** AIM OF THE TASK **
In the material below, the lines containing the word "bits" are required; copy each of them.

** MATERIAL FOR THIS TASK **
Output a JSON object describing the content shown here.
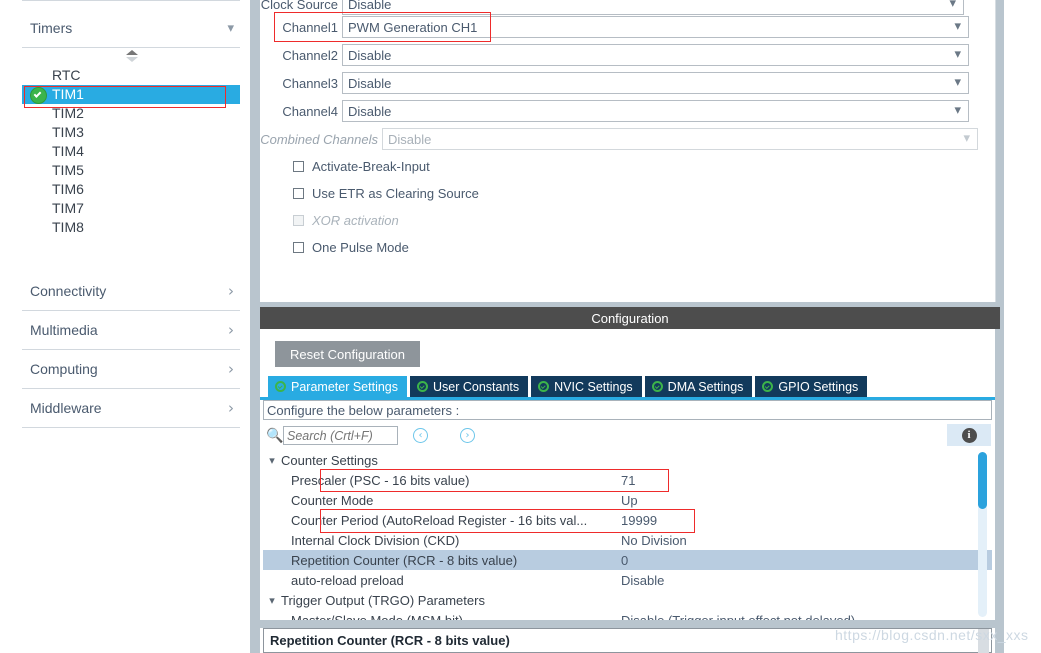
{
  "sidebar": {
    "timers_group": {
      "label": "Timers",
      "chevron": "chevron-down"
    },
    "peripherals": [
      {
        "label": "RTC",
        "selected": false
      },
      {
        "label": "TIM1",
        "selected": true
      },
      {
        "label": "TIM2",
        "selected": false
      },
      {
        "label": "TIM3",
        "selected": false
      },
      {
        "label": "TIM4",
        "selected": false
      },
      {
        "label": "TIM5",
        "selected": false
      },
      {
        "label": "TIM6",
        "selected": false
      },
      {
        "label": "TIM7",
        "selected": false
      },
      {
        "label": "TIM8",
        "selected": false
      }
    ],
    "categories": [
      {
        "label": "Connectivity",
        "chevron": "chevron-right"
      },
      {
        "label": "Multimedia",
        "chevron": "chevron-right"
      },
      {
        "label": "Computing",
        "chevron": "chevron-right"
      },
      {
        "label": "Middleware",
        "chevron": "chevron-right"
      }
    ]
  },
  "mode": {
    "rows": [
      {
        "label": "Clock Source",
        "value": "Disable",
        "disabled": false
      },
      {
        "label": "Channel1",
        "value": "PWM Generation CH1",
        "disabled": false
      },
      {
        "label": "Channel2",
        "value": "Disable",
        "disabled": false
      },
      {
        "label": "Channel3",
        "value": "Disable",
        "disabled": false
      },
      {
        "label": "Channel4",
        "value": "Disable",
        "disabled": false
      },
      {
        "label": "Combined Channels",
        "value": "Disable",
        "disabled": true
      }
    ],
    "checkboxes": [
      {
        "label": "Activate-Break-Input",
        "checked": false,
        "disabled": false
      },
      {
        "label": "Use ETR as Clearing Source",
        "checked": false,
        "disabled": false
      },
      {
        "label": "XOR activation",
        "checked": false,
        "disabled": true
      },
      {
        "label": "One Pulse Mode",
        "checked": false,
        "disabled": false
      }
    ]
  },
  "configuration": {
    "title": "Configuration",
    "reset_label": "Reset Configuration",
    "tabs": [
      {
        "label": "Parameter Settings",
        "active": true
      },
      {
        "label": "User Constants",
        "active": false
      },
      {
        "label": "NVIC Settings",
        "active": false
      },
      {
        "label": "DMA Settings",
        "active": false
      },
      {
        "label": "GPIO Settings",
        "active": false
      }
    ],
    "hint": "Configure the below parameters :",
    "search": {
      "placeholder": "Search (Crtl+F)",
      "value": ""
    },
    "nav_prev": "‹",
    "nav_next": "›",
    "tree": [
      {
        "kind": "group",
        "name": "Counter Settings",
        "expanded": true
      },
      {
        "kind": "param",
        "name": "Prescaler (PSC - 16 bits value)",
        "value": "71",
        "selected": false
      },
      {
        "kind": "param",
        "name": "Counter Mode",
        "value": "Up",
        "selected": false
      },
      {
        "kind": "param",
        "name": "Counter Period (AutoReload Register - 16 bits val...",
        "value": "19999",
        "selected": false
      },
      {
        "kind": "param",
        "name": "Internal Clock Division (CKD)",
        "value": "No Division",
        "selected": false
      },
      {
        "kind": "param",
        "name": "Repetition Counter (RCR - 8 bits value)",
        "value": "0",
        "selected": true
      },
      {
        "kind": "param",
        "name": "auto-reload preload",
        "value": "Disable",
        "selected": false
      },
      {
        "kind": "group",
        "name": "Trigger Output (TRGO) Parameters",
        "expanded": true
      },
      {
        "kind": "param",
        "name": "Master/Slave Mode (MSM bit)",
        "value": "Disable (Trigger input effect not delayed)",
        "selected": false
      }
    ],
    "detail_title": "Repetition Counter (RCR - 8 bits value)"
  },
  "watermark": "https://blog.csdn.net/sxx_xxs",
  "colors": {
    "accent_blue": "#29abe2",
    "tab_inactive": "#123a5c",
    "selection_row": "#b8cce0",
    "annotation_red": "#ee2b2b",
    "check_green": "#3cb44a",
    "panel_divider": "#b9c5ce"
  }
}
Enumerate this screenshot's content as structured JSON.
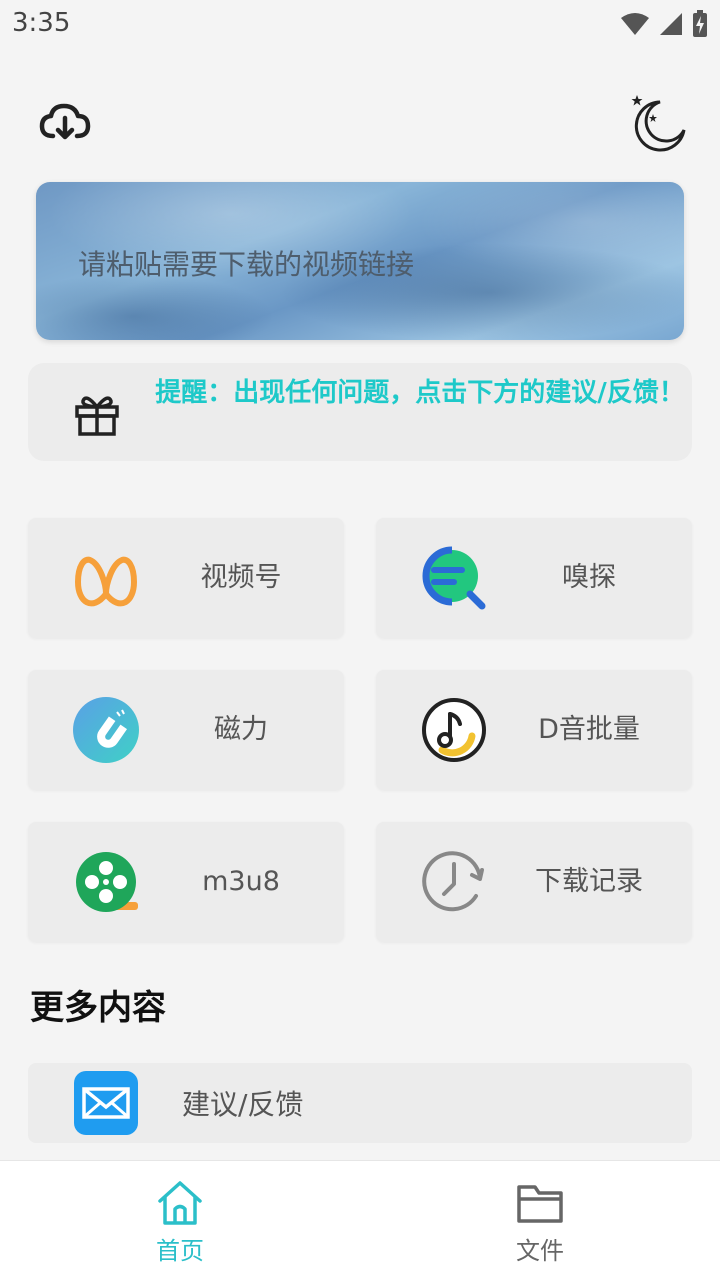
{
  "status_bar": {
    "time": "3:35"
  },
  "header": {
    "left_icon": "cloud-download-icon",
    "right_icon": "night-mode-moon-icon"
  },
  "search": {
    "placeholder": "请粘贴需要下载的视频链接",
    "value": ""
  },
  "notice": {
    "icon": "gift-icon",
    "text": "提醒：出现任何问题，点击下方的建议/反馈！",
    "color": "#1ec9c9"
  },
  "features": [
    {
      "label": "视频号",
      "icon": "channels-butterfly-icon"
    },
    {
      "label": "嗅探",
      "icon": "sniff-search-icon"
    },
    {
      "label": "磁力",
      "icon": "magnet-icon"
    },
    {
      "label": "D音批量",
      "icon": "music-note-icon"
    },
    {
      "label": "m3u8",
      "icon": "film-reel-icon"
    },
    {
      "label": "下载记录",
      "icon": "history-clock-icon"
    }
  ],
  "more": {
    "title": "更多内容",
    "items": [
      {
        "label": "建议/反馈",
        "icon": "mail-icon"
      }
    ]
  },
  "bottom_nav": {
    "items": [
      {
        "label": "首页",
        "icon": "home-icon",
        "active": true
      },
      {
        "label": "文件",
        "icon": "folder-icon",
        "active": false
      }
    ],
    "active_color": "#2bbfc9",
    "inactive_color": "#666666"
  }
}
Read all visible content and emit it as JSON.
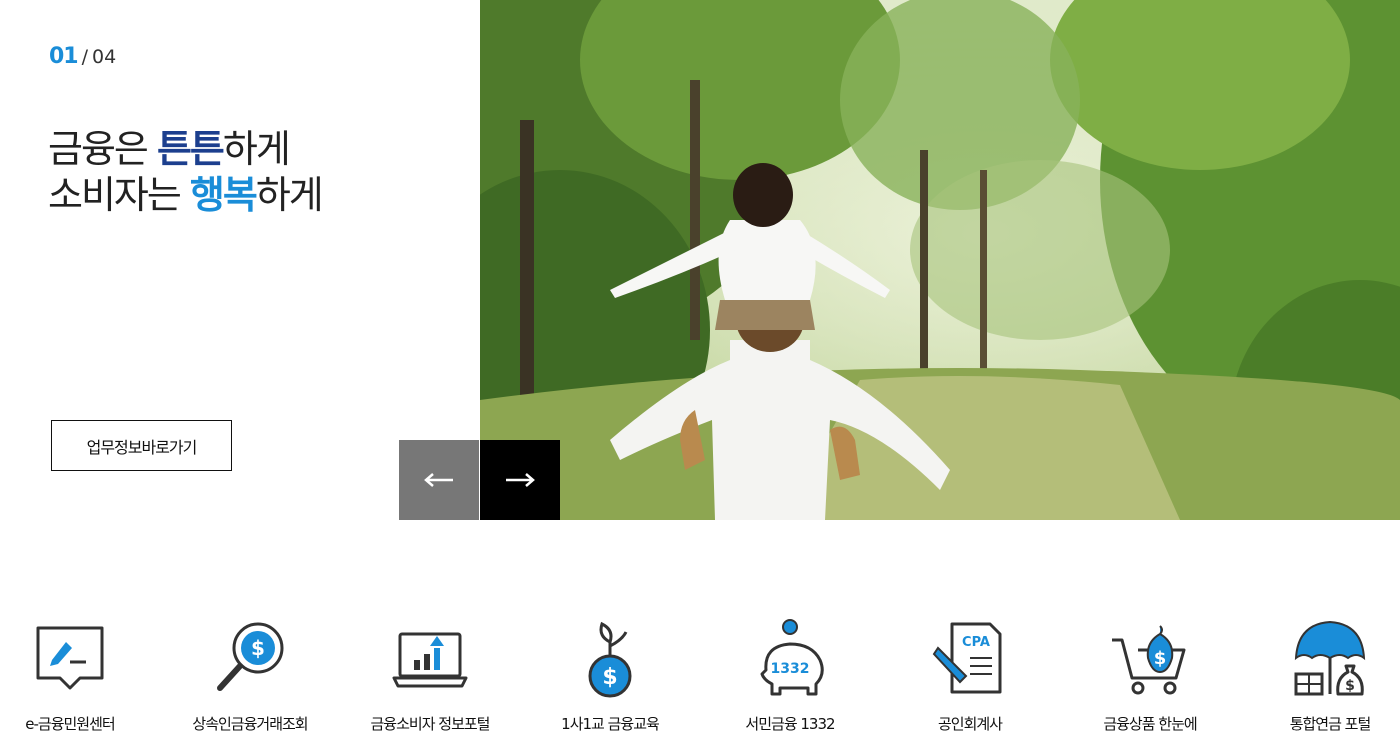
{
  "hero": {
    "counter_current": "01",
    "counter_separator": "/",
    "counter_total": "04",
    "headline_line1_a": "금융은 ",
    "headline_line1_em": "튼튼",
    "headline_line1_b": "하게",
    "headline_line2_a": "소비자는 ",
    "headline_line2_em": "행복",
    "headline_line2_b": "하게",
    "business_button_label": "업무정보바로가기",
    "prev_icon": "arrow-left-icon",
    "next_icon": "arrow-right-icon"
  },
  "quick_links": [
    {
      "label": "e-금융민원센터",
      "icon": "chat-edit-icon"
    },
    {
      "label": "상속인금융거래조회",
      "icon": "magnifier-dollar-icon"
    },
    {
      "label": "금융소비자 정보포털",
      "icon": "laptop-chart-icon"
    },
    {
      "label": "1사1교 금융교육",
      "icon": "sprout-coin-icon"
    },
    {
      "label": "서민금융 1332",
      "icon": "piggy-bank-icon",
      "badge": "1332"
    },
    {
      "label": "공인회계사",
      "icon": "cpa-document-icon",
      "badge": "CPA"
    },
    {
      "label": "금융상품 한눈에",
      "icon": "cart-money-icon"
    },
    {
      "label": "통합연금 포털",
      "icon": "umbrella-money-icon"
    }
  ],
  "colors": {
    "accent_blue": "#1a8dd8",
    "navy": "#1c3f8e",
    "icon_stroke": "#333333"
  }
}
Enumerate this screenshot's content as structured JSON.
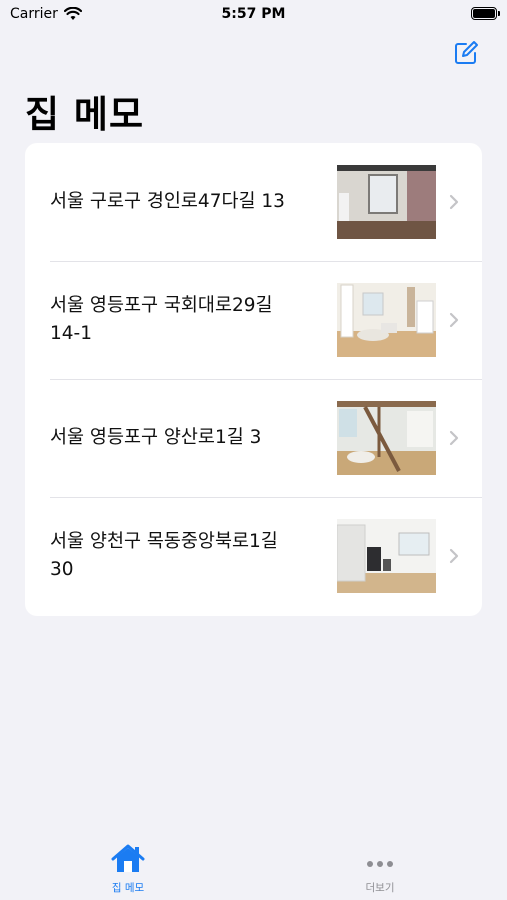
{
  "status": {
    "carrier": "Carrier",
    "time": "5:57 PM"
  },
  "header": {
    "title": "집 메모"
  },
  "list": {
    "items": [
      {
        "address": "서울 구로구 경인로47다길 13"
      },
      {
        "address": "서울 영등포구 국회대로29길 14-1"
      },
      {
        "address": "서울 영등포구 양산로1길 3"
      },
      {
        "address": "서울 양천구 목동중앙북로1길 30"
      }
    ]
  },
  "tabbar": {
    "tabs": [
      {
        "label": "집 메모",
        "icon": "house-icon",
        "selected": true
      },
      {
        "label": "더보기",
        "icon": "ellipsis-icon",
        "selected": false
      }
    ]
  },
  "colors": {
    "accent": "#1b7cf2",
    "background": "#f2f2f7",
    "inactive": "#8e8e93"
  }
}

** SOLUTION **
        "name": "Prescaler (PSC - 16 bits value)",
        "name": "Counter Period (AutoReload Register - 16 bits val...",
        "name": "Repetition Counter (RCR - 8 bits value)",
    "detail_title": "Repetition Counter (RCR - 8 bits value)"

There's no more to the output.